Dr. Noe’s 10 Steps to Optimal Health
Step 4: Don’t Smoke
Most people are well aware of the risks of smoking – lung cancer, emphysema, asthma, heart attack, stroke, high blood pressure, blood clots, gum disease, acid reflux, and many other diseases. Most people are not aware that the risk of these diseases starts dropping fairly quickly after quitting. For example:
|20 minutes||Blood pressure drops|
|8 hours||Carbon monoxide level in blood returns to normal|
|2 weeks to 3 months||Circulation improves. Lung function increases up to 30%|
|1 to 9 months||Coughing and sinus congestion improve|
|1 year||Heart attack risk is cut in half|
|5 years||Stroke risk is reduced to that of a nonsmoker|
|10 years||Lung cancer risk is one-half of smokers. Risk of mouth, throat, esophagus, bladder, kidney, and pancreatic cancer decreases|
|15 years||Risk of heart attack is the same as a nonsmoker|
While many people try to quit “cold turkey,” nicotine is a powerfully addictive substance that can be very difficult to quit in this way. Two techniques that have been shown to improve the odds of success are nicotine replacement therapy and cessation counseling.
Nicotine replacement therapy (NRT) doubles your chances of success. It is provided as a patch, inhaler, nasal spray, or gum. NRT helps because it separates the physical addiction from the smoking habit so that they can be dealt with separately instead of all at once. Once you break the habit of smoking, you then slowly wean off the nicotine to address the physical addiction. NRT can reduce or eliminate the withdrawal symptoms that many people have when they quit smoking. NRT is free to all Vermonters, with or without insurance, when used in conjunction with smoking cessation counseling (see below).
Bupropion is a drug that reduces the nicotine craving and withdrawal symptoms. It does not contain any nicotine. Generally it is taken starting 2 weeks before you quit smoking and continuing for at least 7-12 weeks after you stop. There is evidence that combining this drug with NRT can be effective in helping people to stop smoking.

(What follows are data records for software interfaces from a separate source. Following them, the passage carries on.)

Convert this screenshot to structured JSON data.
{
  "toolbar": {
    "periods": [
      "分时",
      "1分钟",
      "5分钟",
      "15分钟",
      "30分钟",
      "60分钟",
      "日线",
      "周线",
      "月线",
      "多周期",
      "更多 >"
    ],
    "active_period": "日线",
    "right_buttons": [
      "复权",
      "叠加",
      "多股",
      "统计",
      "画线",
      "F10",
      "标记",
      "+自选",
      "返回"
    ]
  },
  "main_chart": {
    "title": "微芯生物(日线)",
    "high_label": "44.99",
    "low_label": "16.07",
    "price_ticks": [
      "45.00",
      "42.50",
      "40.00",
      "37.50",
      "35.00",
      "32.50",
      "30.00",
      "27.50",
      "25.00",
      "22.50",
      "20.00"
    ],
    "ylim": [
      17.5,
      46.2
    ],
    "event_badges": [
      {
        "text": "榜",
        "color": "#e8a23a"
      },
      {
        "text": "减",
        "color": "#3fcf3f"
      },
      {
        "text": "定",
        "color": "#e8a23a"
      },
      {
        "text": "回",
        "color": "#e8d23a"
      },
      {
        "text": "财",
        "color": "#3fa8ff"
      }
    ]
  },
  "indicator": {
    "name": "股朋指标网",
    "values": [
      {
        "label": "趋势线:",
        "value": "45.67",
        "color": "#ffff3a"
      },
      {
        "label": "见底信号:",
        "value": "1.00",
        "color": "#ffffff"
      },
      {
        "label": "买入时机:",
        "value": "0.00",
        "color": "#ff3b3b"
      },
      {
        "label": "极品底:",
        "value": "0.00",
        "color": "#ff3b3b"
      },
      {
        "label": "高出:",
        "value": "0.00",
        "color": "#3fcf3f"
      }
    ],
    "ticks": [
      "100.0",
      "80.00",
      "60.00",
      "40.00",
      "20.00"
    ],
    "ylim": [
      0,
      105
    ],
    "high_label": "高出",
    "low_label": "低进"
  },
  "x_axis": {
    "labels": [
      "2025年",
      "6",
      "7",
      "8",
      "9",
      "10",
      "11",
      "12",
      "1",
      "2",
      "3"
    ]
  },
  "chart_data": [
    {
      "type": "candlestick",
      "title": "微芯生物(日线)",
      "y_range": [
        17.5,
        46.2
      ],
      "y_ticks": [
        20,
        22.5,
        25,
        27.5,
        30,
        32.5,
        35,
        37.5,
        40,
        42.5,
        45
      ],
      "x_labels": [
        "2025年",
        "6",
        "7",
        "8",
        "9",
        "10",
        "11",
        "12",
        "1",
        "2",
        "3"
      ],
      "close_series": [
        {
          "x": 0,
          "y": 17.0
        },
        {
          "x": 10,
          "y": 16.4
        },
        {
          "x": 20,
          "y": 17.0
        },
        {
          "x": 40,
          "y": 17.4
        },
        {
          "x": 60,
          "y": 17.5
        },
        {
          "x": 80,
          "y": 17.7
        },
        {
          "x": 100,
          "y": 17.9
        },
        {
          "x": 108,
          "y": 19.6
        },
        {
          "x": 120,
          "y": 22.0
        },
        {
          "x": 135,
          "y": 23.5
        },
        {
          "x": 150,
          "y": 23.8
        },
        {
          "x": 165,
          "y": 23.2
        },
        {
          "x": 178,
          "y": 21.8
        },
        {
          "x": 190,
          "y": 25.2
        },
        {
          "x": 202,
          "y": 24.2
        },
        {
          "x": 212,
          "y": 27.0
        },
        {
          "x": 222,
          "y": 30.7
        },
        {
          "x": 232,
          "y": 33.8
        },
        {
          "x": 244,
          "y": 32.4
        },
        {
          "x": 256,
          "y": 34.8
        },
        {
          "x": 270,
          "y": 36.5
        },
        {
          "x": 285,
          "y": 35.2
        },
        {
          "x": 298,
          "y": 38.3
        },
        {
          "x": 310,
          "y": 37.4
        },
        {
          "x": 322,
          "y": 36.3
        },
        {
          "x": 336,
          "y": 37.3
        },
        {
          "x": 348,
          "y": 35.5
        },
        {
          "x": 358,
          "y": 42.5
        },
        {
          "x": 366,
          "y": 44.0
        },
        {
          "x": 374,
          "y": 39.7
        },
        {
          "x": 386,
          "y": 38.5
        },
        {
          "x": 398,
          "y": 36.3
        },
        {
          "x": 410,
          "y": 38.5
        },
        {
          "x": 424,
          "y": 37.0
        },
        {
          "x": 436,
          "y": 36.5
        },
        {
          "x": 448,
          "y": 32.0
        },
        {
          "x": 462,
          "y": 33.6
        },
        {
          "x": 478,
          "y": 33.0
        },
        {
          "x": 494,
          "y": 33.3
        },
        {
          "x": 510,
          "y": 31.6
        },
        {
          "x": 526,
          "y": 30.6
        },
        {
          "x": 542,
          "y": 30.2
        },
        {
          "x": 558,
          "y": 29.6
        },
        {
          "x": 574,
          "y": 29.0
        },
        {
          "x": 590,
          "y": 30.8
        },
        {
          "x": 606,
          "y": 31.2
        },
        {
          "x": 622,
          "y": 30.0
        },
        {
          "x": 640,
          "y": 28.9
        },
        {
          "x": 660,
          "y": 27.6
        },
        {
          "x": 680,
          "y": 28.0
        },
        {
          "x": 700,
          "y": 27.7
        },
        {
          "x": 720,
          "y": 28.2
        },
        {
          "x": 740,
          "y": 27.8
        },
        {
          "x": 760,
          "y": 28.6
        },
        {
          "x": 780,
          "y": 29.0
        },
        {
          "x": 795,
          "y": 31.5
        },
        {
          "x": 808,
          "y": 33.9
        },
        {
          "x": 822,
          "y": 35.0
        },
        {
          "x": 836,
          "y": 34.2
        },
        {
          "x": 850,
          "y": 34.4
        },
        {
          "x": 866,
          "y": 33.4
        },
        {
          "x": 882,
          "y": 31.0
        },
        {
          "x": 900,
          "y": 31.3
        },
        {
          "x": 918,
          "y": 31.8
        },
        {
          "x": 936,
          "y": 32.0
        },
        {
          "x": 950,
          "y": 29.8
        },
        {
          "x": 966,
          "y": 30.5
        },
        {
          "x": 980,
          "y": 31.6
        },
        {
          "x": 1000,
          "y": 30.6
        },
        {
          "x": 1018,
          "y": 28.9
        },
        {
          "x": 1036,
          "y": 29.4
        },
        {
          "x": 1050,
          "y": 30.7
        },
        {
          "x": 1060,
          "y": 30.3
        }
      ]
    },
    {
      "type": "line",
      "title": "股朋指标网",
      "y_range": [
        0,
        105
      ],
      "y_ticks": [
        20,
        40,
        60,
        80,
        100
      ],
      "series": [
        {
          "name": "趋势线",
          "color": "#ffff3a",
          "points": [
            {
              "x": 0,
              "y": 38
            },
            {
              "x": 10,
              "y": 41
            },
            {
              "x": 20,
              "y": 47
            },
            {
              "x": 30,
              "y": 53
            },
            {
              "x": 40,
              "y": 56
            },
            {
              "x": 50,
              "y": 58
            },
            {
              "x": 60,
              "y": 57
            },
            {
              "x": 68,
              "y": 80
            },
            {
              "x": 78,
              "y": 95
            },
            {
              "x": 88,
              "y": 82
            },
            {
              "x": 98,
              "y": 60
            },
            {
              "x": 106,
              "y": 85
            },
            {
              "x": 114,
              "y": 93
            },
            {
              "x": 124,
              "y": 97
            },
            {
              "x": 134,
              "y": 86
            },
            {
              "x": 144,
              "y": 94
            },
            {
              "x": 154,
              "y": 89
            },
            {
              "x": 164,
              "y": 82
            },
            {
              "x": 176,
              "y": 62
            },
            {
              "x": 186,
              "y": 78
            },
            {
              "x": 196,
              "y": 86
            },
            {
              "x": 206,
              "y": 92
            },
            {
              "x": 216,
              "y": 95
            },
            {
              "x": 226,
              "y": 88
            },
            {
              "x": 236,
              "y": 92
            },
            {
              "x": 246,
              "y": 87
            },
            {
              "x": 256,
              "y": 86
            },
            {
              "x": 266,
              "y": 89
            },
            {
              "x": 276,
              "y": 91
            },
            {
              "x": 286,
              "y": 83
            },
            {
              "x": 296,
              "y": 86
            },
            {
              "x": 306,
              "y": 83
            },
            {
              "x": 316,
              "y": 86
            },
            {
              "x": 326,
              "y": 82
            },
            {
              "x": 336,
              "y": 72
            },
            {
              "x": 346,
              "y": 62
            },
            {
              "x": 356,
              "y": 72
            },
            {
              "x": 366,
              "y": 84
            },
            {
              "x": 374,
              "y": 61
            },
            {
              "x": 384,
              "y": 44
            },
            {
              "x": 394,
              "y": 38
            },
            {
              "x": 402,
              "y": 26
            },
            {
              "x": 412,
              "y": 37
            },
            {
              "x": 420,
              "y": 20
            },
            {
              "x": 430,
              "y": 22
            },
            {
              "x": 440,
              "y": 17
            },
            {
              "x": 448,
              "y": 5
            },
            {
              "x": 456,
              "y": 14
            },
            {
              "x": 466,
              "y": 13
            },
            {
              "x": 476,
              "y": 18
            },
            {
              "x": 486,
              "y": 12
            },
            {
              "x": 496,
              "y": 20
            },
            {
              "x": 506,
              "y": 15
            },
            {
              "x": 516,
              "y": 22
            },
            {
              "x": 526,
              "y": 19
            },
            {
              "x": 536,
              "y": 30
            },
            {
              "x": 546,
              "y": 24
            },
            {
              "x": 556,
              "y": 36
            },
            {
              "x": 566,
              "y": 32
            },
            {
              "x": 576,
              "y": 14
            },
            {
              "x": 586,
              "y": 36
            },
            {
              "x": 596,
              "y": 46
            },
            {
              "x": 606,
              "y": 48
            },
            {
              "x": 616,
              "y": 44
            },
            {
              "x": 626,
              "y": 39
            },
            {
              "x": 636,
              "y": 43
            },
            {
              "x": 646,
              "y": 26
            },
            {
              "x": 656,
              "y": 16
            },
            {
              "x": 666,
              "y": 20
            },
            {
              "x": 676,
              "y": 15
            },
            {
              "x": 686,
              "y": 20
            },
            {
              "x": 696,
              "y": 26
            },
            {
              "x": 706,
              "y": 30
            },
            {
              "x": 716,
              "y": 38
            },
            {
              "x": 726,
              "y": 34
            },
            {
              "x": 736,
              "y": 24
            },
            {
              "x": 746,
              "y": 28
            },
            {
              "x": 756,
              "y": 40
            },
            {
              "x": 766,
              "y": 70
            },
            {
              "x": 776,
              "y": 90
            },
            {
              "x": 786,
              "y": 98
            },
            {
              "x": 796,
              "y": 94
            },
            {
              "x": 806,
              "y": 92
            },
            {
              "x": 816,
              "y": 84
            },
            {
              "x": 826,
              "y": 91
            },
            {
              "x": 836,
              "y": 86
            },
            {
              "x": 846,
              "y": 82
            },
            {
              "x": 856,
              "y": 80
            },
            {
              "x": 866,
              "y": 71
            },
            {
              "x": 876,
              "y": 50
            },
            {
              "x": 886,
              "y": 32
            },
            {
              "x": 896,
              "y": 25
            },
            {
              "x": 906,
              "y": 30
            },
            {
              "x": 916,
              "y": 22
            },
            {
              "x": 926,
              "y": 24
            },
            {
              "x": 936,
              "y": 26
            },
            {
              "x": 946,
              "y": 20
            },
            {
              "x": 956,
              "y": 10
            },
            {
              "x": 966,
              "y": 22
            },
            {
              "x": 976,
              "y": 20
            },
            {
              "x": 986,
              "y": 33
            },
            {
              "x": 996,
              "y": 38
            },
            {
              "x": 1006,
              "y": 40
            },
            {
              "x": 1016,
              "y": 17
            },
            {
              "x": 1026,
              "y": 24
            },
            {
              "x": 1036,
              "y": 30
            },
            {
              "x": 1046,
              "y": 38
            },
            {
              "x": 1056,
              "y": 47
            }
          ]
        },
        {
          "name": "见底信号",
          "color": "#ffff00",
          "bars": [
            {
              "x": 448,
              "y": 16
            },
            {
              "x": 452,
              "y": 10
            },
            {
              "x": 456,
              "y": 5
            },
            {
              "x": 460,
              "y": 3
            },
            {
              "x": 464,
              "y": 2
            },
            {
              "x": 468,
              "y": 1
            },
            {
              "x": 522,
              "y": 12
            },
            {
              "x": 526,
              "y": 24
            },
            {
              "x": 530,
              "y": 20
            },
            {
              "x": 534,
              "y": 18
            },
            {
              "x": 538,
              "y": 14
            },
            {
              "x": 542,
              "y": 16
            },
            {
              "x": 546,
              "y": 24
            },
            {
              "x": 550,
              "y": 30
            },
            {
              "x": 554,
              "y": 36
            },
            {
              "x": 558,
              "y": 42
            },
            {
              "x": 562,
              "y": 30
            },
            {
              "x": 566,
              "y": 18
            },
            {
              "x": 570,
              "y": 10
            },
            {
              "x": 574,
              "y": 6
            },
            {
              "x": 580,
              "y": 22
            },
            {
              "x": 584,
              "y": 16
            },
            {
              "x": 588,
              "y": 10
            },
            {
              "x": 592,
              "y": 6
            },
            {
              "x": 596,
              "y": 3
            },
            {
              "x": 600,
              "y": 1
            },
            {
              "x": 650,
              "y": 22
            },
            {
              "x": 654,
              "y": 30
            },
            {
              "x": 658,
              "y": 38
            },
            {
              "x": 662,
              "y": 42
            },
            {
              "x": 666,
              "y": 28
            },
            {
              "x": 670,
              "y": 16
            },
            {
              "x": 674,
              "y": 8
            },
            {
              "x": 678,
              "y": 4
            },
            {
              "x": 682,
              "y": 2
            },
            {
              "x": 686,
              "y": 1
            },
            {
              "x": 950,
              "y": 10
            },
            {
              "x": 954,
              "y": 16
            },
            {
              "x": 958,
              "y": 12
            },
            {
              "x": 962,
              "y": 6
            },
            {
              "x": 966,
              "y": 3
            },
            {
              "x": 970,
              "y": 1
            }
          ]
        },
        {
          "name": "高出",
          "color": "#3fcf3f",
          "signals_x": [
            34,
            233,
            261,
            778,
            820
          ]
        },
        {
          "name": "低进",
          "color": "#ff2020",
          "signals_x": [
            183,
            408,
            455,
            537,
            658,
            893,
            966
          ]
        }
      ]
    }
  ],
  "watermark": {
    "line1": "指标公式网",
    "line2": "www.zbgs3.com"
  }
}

Smoking cessation counseling is offered free to all Vermonters. Group counseling is offered through every hospital in the state. To access this service, call your local hospital. Free, 24 hour, one-on-one quit coaching is also available via the QuitLine at 1-877-Yes-Quit (1-877-937-7848).
Online information, chat rooms, and support are also available to all Vermonters for free at www.quitnet.com.
Remember that it is never too late to try to quit smoking, even if you have attempted several times already. The average smoker makes 6 attempts at quitting before he or she quits for good. Each time you try you learn something new that makes you more likely to succeed the next time.
Naturopathic doctors are physician experts in treating the underlying cause of disease and using natural medicines to help people get and stay well. To see a naturopathic doctor for help in making lifestyle changes or for treating existing medical problems, please make a selection below.
Source: Set Yourself Free, American Cancer Society